====== Input for this task
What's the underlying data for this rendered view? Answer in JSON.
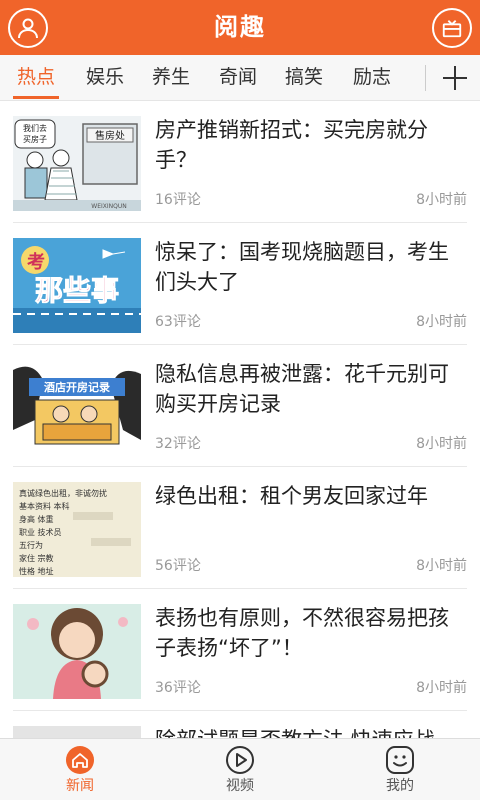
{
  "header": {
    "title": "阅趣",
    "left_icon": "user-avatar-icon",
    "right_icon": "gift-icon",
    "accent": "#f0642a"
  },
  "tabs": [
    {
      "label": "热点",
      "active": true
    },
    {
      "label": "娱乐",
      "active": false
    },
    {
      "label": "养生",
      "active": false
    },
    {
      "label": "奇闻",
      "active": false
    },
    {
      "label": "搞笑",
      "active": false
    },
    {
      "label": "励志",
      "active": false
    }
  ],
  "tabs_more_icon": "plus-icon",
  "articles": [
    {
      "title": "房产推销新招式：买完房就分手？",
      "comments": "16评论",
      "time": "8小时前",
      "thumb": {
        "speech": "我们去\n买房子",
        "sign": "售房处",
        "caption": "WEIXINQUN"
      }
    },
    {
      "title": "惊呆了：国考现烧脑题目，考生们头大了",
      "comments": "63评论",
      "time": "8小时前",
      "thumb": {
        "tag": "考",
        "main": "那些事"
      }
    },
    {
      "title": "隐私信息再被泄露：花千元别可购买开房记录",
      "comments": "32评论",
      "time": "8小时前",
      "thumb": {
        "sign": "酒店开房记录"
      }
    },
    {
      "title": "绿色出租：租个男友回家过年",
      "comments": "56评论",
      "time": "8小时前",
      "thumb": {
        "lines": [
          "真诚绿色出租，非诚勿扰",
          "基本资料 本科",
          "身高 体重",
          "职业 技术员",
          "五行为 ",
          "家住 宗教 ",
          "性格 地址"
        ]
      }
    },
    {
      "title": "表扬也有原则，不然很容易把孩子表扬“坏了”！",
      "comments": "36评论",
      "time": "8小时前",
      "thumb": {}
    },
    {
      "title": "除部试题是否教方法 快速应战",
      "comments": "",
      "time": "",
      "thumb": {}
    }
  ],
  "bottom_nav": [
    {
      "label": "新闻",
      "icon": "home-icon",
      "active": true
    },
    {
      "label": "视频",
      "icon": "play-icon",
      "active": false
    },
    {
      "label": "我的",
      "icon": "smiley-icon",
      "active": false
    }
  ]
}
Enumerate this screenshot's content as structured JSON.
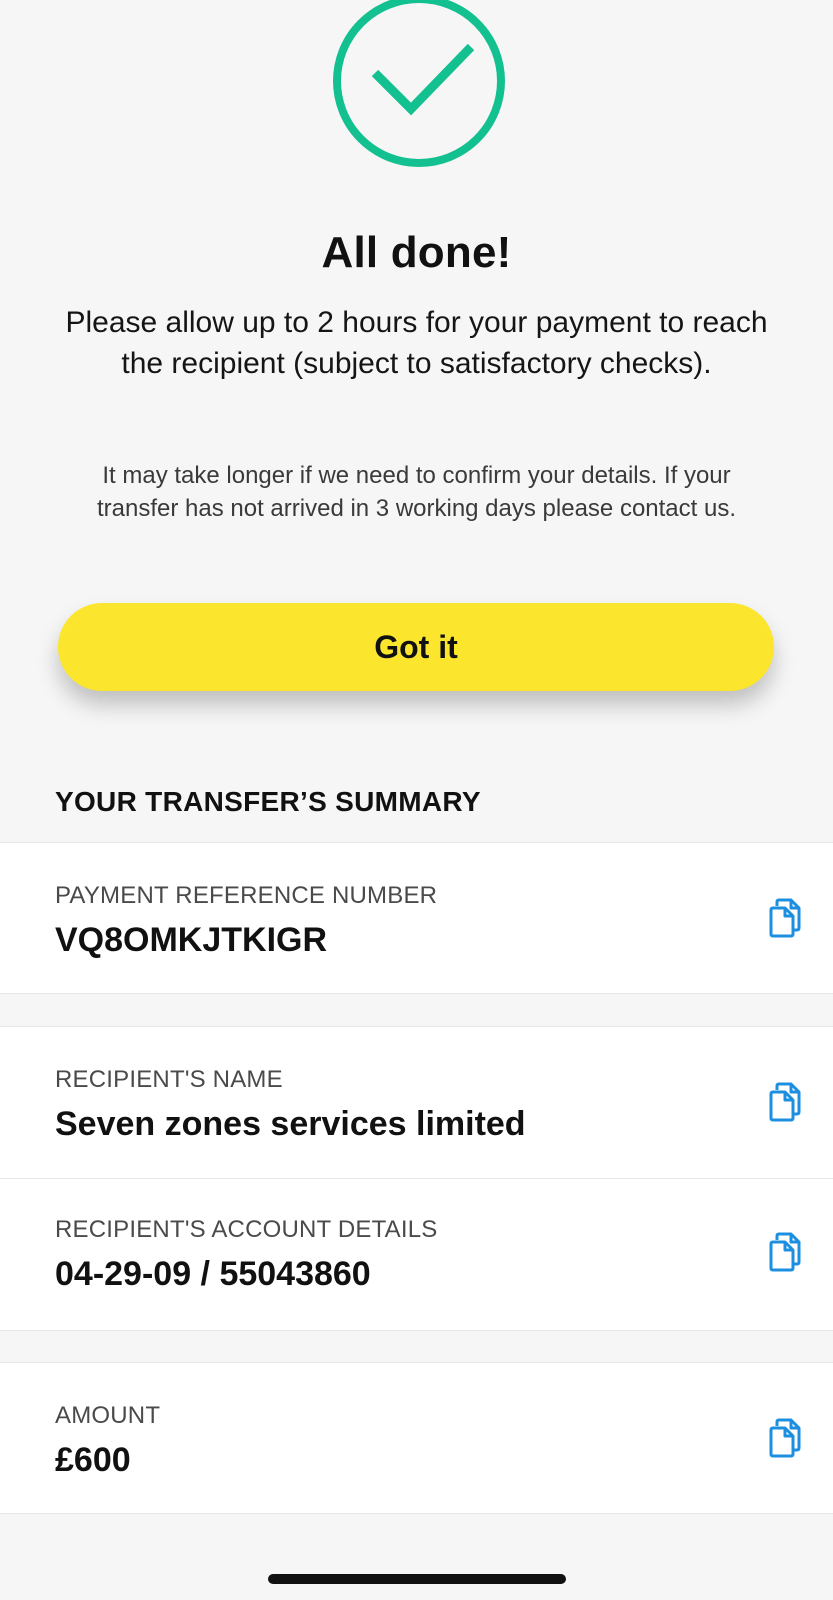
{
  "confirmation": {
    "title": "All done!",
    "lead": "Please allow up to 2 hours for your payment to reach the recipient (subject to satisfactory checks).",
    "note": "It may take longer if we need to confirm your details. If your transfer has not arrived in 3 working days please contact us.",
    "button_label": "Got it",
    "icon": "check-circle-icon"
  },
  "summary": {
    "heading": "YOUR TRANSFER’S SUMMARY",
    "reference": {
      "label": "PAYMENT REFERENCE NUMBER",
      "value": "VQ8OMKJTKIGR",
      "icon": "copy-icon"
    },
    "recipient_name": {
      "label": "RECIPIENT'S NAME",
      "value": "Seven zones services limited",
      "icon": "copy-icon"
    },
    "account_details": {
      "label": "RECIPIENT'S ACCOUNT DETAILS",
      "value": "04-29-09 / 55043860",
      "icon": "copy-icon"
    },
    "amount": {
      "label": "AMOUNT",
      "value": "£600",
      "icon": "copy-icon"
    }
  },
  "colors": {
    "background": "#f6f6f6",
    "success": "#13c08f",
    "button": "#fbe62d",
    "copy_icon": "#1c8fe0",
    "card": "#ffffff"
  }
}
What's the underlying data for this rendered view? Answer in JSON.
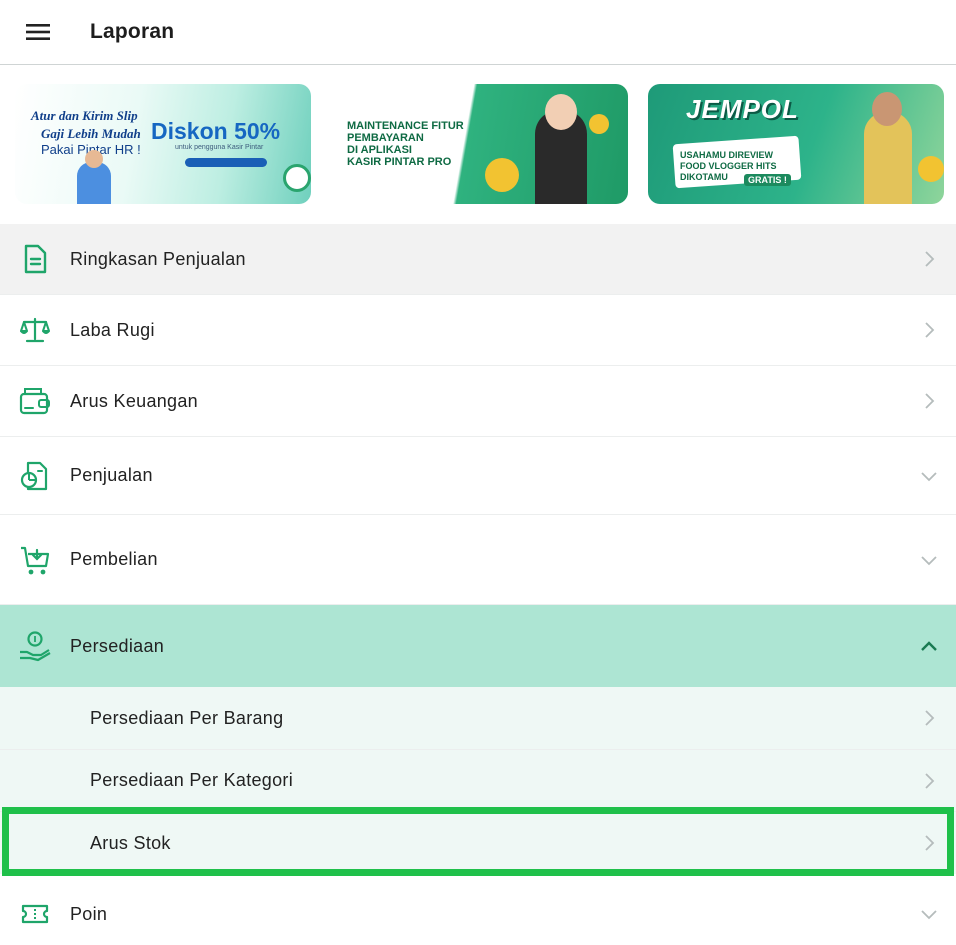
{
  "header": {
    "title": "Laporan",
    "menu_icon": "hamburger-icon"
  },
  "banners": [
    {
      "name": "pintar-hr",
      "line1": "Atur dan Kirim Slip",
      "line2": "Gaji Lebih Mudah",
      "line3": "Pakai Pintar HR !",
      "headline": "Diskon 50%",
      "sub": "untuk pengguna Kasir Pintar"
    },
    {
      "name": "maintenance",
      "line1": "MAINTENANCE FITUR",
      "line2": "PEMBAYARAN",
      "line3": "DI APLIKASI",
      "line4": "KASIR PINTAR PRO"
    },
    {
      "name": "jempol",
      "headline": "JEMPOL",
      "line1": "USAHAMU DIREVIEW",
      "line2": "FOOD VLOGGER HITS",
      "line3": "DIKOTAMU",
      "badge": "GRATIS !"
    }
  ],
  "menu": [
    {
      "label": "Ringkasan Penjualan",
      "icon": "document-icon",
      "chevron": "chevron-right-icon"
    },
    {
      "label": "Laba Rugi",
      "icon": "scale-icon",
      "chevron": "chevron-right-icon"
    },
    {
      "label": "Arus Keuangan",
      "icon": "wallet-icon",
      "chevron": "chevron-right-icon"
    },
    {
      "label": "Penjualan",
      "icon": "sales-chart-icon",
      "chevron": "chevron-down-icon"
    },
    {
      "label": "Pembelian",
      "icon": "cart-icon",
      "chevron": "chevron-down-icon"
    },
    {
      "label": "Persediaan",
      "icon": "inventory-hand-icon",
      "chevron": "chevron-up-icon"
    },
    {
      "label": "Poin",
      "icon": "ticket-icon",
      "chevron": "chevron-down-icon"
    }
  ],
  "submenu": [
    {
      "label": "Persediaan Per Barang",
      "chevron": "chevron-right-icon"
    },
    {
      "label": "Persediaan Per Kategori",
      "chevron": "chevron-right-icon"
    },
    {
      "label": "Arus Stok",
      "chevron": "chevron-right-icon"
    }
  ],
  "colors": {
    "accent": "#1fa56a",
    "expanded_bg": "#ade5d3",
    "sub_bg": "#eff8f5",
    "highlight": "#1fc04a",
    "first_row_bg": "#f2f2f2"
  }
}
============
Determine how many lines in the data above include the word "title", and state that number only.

9